TRY IT
Copy out the data word for word. The images are not part of the copy.

DATA RECORDS
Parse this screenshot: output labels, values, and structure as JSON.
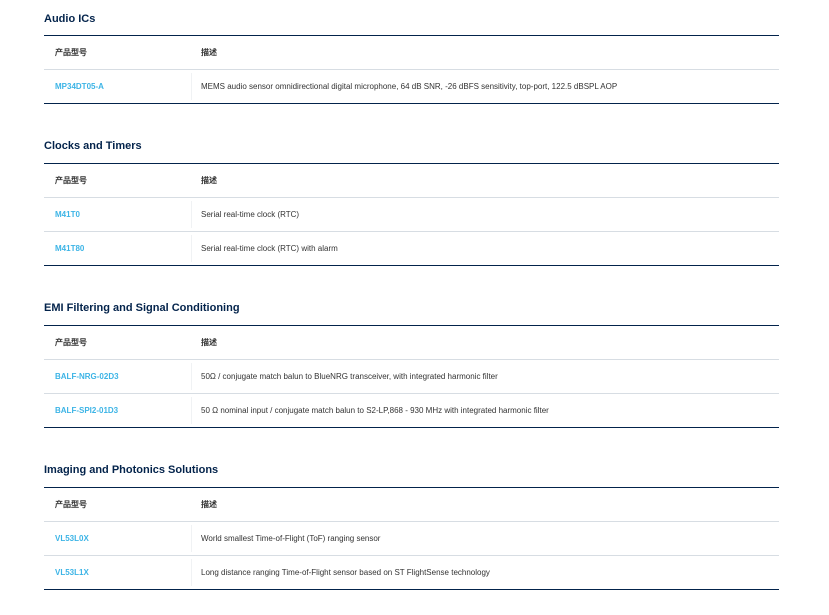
{
  "table_headers": {
    "part": "产品型号",
    "desc": "描述"
  },
  "sections": [
    {
      "title": "Audio ICs",
      "rows": [
        {
          "part": "MP34DT05-A",
          "desc": "MEMS audio sensor omnidirectional digital microphone, 64 dB SNR, -26 dBFS sensitivity, top-port, 122.5 dBSPL AOP"
        }
      ]
    },
    {
      "title": "Clocks and Timers",
      "rows": [
        {
          "part": "M41T0",
          "desc": "Serial real-time clock (RTC)"
        },
        {
          "part": "M41T80",
          "desc": "Serial real-time clock (RTC) with alarm"
        }
      ]
    },
    {
      "title": "EMI Filtering and Signal Conditioning",
      "rows": [
        {
          "part": "BALF-NRG-02D3",
          "desc": "50Ω / conjugate match balun to BlueNRG transceiver, with integrated harmonic filter"
        },
        {
          "part": "BALF-SPI2-01D3",
          "desc": "50 Ω nominal input / conjugate match balun to S2-LP,868 - 930 MHz with integrated harmonic filter"
        }
      ]
    },
    {
      "title": "Imaging and Photonics Solutions",
      "rows": [
        {
          "part": "VL53L0X",
          "desc": "World smallest Time-of-Flight (ToF) ranging sensor"
        },
        {
          "part": "VL53L1X",
          "desc": "Long distance ranging Time-of-Flight sensor based on ST FlightSense technology"
        }
      ]
    }
  ]
}
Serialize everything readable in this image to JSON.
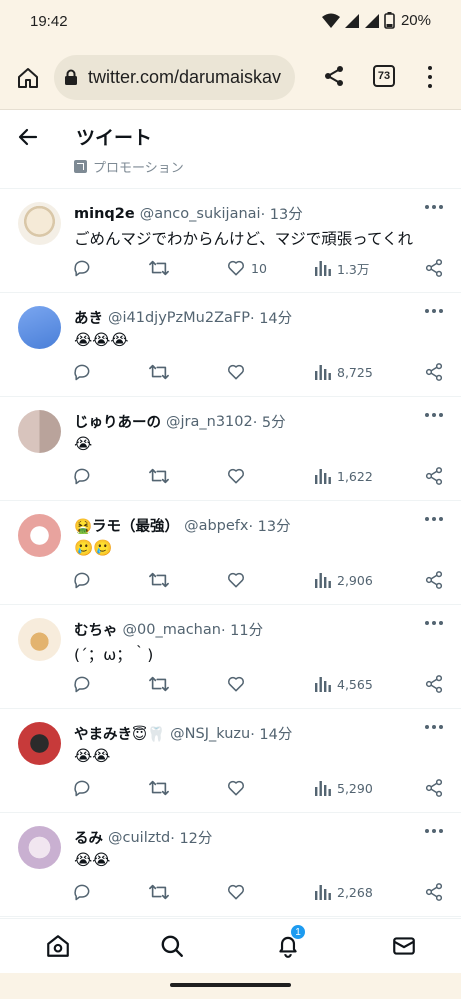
{
  "status_bar": {
    "time": "19:42",
    "battery_pct": "20%"
  },
  "browser": {
    "url": "twitter.com/darumaiskav",
    "tab_count": "73"
  },
  "header": {
    "title": "ツイート",
    "promotion_label": "プロモーション"
  },
  "tweets": [
    {
      "name": "minq2e",
      "handle": "@anco_sukijanai",
      "time": " · 13分",
      "body": "ごめんマジでわからんけど、マジで頑張ってくれ",
      "likes": "10",
      "views": "1.3万"
    },
    {
      "name": "あき",
      "handle": "@i41djyPzMu2ZaFP",
      "time": " · 14分",
      "body": "😭😭😭",
      "likes": "",
      "views": "8,725"
    },
    {
      "name": "じゅりあーの",
      "handle": "@jra_n3102",
      "time": " · 5分",
      "body": "😭",
      "likes": "",
      "views": "1,622"
    },
    {
      "name": "🤮ラモ（最強）",
      "handle": "@abpefx",
      "time": " · 13分",
      "body": "🥲🥲",
      "likes": "",
      "views": "2,906"
    },
    {
      "name": "むちゃ",
      "handle": "@00_machan",
      "time": " · 11分",
      "body": "(´；ω；｀)",
      "likes": "",
      "views": "4,565"
    },
    {
      "name": "やまみき😇🦷",
      "handle": "@NSJ_kuzu",
      "time": " · 14分",
      "body": "😭😭",
      "likes": "",
      "views": "5,290"
    },
    {
      "name": "るみ",
      "handle": "@cuilztd",
      "time": " · 12分",
      "body": "😭😭",
      "likes": "",
      "views": "2,268"
    }
  ],
  "bottom_nav": {
    "notification_badge": "1",
    "items": [
      "home-icon",
      "search-icon",
      "bell-icon",
      "mail-icon"
    ]
  },
  "colors": {
    "accent": "#1d9bf0",
    "text_secondary": "#536471",
    "chrome_bg": "#faf3e6"
  }
}
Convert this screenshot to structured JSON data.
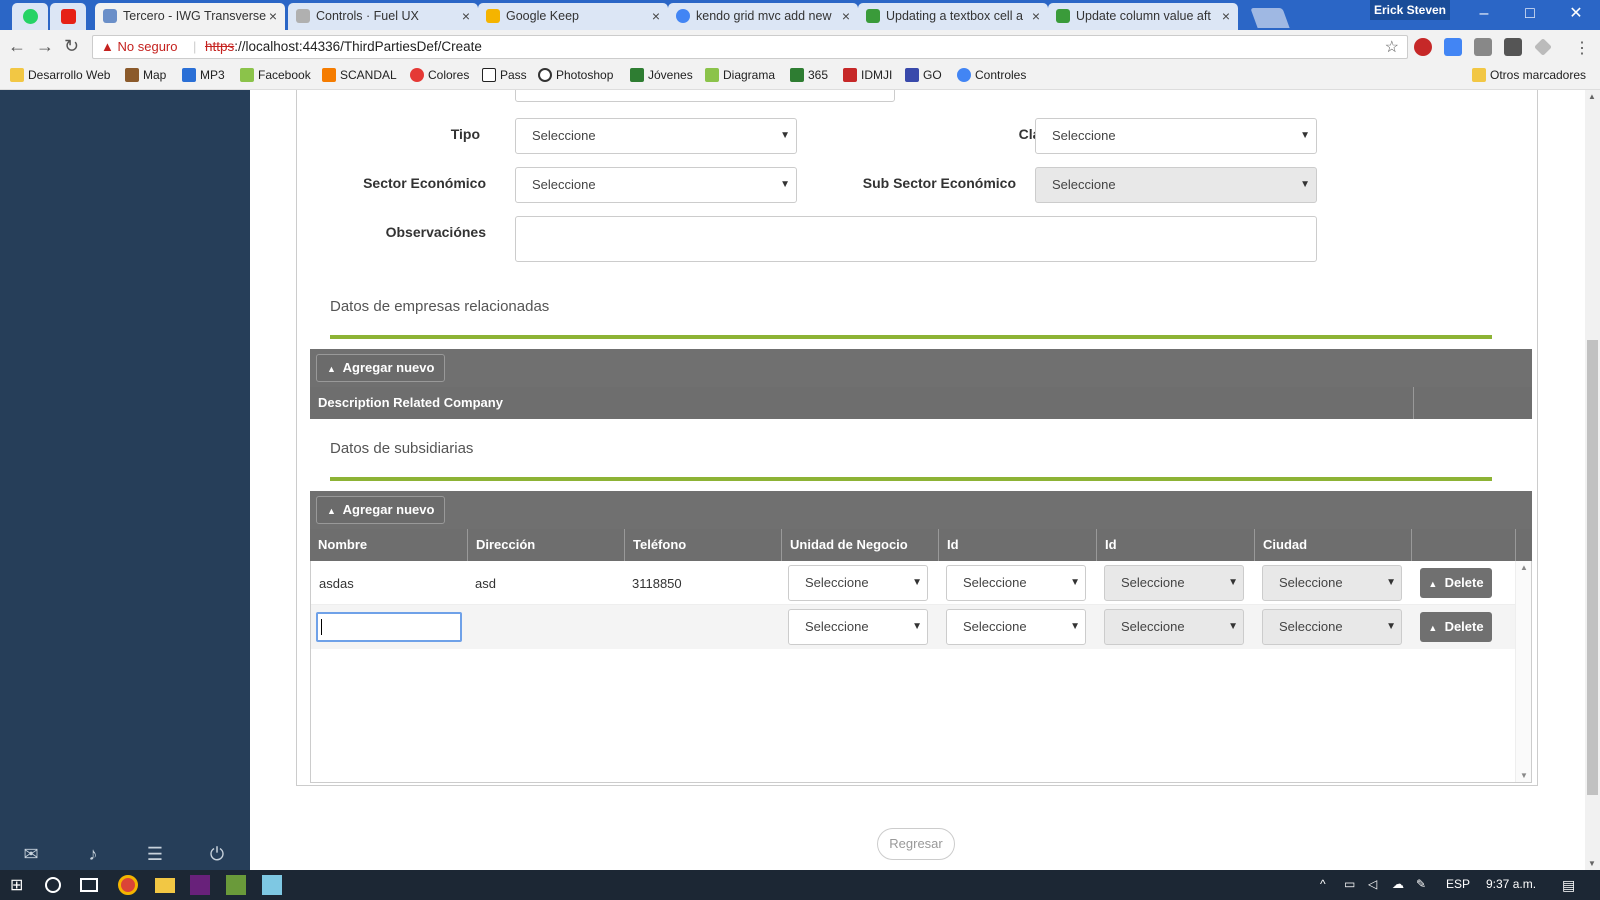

EXERCISE SOLUTION
Parse this screenshot: output labels, values, and structure as JSON.
{
  "table_headers": {
    "part": "产品型号",
    "desc": "描述"
  },
  "sections": [
    {
      "title": "Audio ICs",
      "rows": [
        {
          "part": "MP34DT05-A",
          "desc": "MEMS audio sensor omnidirectional digital microphone, 64 dB SNR, -26 dBFS sensitivity, top-port, 122.5 dBSPL AOP"
        }
      ]
    },
    {
      "title": "Clocks and Timers",
      "rows": [
        {
          "part": "M41T0",
          "desc": "Serial real-time clock (RTC)"
        },
        {
          "part": "M41T80",
          "desc": "Serial real-time clock (RTC) with alarm"
        }
      ]
    },
    {
      "title": "EMI Filtering and Signal Conditioning",
      "rows": [
        {
          "part": "BALF-NRG-02D3",
          "desc": "50Ω / conjugate match balun to BlueNRG transceiver, with integrated harmonic filter"
        },
        {
          "part": "BALF-SPI2-01D3",
          "desc": "50 Ω nominal input / conjugate match balun to S2-LP,868 - 930 MHz with integrated harmonic filter"
        }
      ]
    },
    {
      "title": "Imaging and Photonics Solutions",
      "rows": [
        {
          "part": "VL53L0X",
          "desc": "World smallest Time-of-Flight (ToF) ranging sensor"
        },
        {
          "part": "VL53L1X",
          "desc": "Long distance ranging Time-of-Flight sensor based on ST FlightSense technology"
        }
      ]
    }
  ]
}
Serialize everything readable in this image to JSON.
{
  "status_bar": {
    "time": "19:42",
    "battery_pct": "20%"
  },
  "browser": {
    "url": "twitter.com/darumaiskav",
    "tab_count": "73"
  },
  "header": {
    "title": "ツイート",
    "promotion_label": "プロモーション"
  },
  "tweets": [
    {
      "name": "minq2e",
      "handle": "@anco_sukijanai",
      "time": " · 13分",
      "body": "ごめんマジでわからんけど、マジで頑張ってくれ",
      "likes": "10",
      "views": "1.3万"
    },
    {
      "name": "あき",
      "handle": "@i41djyPzMu2ZaFP",
      "time": " · 14分",
      "body": "😭😭😭",
      "likes": "",
      "views": "8,725"
    },
    {
      "name": "じゅりあーの",
      "handle": "@jra_n3102",
      "time": " · 5分",
      "body": "😭",
      "likes": "",
      "views": "1,622"
    },
    {
      "name": "🤮ラモ（最強）",
      "handle": "@abpefx",
      "time": " · 13分",
      "body": "🥲🥲",
      "likes": "",
      "views": "2,906"
    },
    {
      "name": "むちゃ",
      "handle": "@00_machan",
      "time": " · 11分",
      "body": "(´；ω；｀)",
      "likes": "",
      "views": "4,565"
    },
    {
      "name": "やまみき😇🦷",
      "handle": "@NSJ_kuzu",
      "time": " · 14分",
      "body": "😭😭",
      "likes": "",
      "views": "5,290"
    },
    {
      "name": "るみ",
      "handle": "@cuilztd",
      "time": " · 12分",
      "body": "😭😭",
      "likes": "",
      "views": "2,268"
    }
  ],
  "bottom_nav": {
    "notification_badge": "1",
    "items": [
      "home-icon",
      "search-icon",
      "bell-icon",
      "mail-icon"
    ]
  },
  "colors": {
    "accent": "#1d9bf0",
    "text_secondary": "#536471",
    "chrome_bg": "#faf3e6"
  }
}
Convert this screenshot to structured JSON data.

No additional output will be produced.